Energy companies are new targets of Chinese economic expansion. Chinese oil producers, which are state-controlled, are interested in investing in financially struggling energy companies and projects; at the same time they have been opening up oil production that might not occur otherwise. Last week the China NOOC Ltd. announced its plan of buying one of the largest Canadian oil producers, Nexen Inc., for $15.1 billion.
Since 2009 Chinese companies completed overseas oil-and-gas- deals for more than $50 billion, according to the data. In the $50 billion amount are not included dollars in loan-for-oil programs in countries such as Venezuela, Kazakhstan, Brazil, etc. However the acquisition of the Nexen had to pass a few obstacles in Washington and Ottawa.
The scale of the Chinese investment is enormous. For example if the Nexen’s output was included in the output of foreign production of all Chinese major companies, it would be approximately at the same level as the Norwegian output. It has to be underlined that Norway is the world's No. 15 crude-oil producer.
Currently Nexen is in difficult position. Nexen’s Chief Executive Marvin Romanow resigned In January, when all around the world companies were struck by production-related setbacks. The Nexen’s Long Lake oil-sand project in Canada was sharply affected by those ongoing at the time complications.
But the potential acquisition of the Nexen is not the only one Chinese investment in North America. China Petrochemical Corp. has recently invested $2.5 billion in five U.S. shale blocks owned by Oklahoma-based Devon Energy Corp. Sinopec, another Chinese company, is the owner of 33 percent stake in the blocks, however it funded about 80 percent of the exploration activity.
Chinese companies, what follows Chinese capital, helped increase the output of existing projects. In 2009 Addax, a Geneva-based company, needed $7.2 billion to be on track again. Sinopec, which invested then, informed that its Addax Petroleum unit, increased crude-oil output to 8.4 million metric tons from 6.8 tons in 2009.
The U.S. opposition to Nexen
There are some voices that the U.S. government should block a bid by China NOOC for the U.S. assets of Nexen unless the merged company agrees to pay royalties on all oil drilled offshore. The U.S. government has a right to examine sensitive foreign investments regarding American assets such as energy. In addition, it has power to not only to block deals but also to require modifications in them, e.g. divestitures. Two leases, issued under the 1995 Deep Water Royalty Relief Act, are held by Nexen.

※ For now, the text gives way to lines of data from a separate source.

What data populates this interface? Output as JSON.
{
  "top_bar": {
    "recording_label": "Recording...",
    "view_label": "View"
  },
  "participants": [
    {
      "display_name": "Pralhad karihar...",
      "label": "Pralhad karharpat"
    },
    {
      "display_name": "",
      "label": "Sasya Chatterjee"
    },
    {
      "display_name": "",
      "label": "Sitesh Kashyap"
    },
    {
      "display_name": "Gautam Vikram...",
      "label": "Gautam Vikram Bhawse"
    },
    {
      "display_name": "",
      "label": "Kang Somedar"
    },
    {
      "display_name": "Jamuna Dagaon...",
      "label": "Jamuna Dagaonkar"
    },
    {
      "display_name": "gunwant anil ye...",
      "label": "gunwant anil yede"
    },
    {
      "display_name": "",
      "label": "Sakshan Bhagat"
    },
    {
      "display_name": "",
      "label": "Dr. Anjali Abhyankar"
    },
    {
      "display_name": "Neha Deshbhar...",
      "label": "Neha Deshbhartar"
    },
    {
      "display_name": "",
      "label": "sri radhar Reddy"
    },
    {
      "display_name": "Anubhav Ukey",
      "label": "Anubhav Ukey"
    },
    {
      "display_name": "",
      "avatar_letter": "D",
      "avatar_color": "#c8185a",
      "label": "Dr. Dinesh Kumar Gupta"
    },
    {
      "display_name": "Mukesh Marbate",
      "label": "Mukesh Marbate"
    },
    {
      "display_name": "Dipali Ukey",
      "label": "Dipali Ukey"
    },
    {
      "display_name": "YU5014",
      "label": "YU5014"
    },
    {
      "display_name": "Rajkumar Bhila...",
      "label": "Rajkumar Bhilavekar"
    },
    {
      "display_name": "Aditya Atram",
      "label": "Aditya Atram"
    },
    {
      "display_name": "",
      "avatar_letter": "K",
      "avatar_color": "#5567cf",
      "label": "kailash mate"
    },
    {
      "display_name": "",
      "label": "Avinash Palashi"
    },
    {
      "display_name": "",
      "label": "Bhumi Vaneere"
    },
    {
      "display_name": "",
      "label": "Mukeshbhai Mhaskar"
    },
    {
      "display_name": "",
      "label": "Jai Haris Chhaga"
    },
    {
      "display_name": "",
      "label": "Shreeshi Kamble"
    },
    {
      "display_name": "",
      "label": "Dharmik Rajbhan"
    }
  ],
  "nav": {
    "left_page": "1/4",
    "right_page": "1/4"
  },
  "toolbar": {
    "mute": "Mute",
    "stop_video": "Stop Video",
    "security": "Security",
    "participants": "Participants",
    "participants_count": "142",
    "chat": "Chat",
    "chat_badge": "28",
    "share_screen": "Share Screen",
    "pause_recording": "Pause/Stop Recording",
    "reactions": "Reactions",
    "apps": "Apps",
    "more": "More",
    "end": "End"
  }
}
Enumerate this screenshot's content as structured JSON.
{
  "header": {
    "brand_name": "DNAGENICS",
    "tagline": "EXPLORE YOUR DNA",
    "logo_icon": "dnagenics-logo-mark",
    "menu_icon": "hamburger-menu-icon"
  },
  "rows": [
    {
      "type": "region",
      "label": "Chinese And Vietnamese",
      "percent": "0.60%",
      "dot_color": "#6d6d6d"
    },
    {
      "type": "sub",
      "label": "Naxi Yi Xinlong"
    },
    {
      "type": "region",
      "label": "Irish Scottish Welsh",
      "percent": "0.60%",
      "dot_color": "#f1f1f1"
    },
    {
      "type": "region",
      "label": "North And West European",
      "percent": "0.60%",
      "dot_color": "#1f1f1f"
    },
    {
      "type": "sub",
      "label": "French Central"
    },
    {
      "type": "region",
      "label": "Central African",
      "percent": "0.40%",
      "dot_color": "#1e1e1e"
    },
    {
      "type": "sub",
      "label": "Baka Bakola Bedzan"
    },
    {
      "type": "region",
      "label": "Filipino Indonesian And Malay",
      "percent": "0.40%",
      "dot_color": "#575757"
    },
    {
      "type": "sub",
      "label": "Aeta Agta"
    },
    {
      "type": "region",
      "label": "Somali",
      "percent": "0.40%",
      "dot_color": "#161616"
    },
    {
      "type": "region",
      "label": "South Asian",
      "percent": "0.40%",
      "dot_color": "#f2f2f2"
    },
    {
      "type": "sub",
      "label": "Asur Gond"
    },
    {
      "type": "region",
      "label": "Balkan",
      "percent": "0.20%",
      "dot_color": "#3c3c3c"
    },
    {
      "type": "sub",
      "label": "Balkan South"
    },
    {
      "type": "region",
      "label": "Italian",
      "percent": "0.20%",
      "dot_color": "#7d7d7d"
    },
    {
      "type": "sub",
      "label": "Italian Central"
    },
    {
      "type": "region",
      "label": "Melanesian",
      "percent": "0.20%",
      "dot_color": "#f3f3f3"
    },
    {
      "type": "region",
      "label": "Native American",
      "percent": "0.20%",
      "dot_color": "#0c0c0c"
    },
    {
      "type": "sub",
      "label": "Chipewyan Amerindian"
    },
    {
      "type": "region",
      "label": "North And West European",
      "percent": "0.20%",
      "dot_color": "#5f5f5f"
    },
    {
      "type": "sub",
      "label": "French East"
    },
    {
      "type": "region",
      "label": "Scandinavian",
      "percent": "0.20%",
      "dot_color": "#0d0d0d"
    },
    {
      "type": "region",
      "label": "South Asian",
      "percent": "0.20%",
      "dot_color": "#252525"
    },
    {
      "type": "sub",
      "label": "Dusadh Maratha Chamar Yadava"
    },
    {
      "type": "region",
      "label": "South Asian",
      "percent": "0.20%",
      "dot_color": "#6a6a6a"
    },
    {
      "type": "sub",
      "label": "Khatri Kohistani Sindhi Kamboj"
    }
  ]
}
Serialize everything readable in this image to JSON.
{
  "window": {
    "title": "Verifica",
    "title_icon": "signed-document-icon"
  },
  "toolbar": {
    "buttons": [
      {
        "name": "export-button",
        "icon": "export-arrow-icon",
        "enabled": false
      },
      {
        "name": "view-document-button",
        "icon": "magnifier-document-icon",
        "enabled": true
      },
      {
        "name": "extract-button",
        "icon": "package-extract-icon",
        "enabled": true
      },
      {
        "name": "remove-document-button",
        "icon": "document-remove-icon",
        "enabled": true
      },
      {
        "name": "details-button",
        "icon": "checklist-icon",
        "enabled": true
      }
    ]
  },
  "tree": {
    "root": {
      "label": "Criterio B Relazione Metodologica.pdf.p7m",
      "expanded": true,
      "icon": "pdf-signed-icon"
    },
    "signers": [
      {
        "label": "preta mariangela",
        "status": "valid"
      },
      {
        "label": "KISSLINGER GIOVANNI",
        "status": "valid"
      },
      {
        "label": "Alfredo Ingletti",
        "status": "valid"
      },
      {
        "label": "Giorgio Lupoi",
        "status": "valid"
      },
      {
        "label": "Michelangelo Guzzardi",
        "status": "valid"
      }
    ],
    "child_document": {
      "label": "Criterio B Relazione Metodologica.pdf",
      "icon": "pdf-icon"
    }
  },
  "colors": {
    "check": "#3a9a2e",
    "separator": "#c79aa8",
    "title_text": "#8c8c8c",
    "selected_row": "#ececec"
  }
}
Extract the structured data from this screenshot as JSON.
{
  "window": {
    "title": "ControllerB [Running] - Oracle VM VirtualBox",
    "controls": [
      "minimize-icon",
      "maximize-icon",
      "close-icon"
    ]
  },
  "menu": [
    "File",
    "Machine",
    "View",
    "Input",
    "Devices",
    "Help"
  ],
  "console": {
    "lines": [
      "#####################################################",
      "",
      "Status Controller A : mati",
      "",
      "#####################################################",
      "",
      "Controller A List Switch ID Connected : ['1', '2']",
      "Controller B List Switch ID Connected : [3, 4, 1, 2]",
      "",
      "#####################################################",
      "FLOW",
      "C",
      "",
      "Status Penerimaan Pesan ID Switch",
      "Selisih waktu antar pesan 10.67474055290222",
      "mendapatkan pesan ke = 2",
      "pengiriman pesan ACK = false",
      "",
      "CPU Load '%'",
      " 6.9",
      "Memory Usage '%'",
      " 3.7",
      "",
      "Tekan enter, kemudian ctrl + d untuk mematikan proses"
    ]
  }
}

Ed Markey, the top Democrat on the House of Representatives' Natural Resources Committee, noted:"Giving valuable American resources away to wealthy multi-national corporations is wasteful, but giving valuable American resources away to a foreign government is far worse: it has the potential to directly undermine American economic and national security."
And even though some members of Congress have vowed to block the Nexen deal, the U.S. government will not be able to do it. However the U.S government will have a power to force China NOOC to divest Gulf of Mexico assets in U.S. waters that seem to be a “critical component” of company’s strategy. This action, however, is unlikely.
Chinese impact on the market
In analysts’ opinion Chinese investments in the energy companies have helped to keep energy prices as low as it is possible, even though the energy demand from China and other developing countries is still increasing. In addition, Chinese companies invested in regions where few firm had decided to invest in.
According to data released by the International Energy Agency, the world’s oil-supply will keep pace with demand in 2013 due to new supplies form Brazil's Campos and Santos basins, U.S. shale oil and Canadian oil sands. In all of abovementioned supplies China is involved.
The government of China wants to reduce its independence on the Middle East and because of that it encourages Chinese companies to invest more abroad. Domestic oil and gas production is slowing down and it will take years to develop a new technology for such supplies as shale gas in Western China and deep-water reserves in the South China Sea.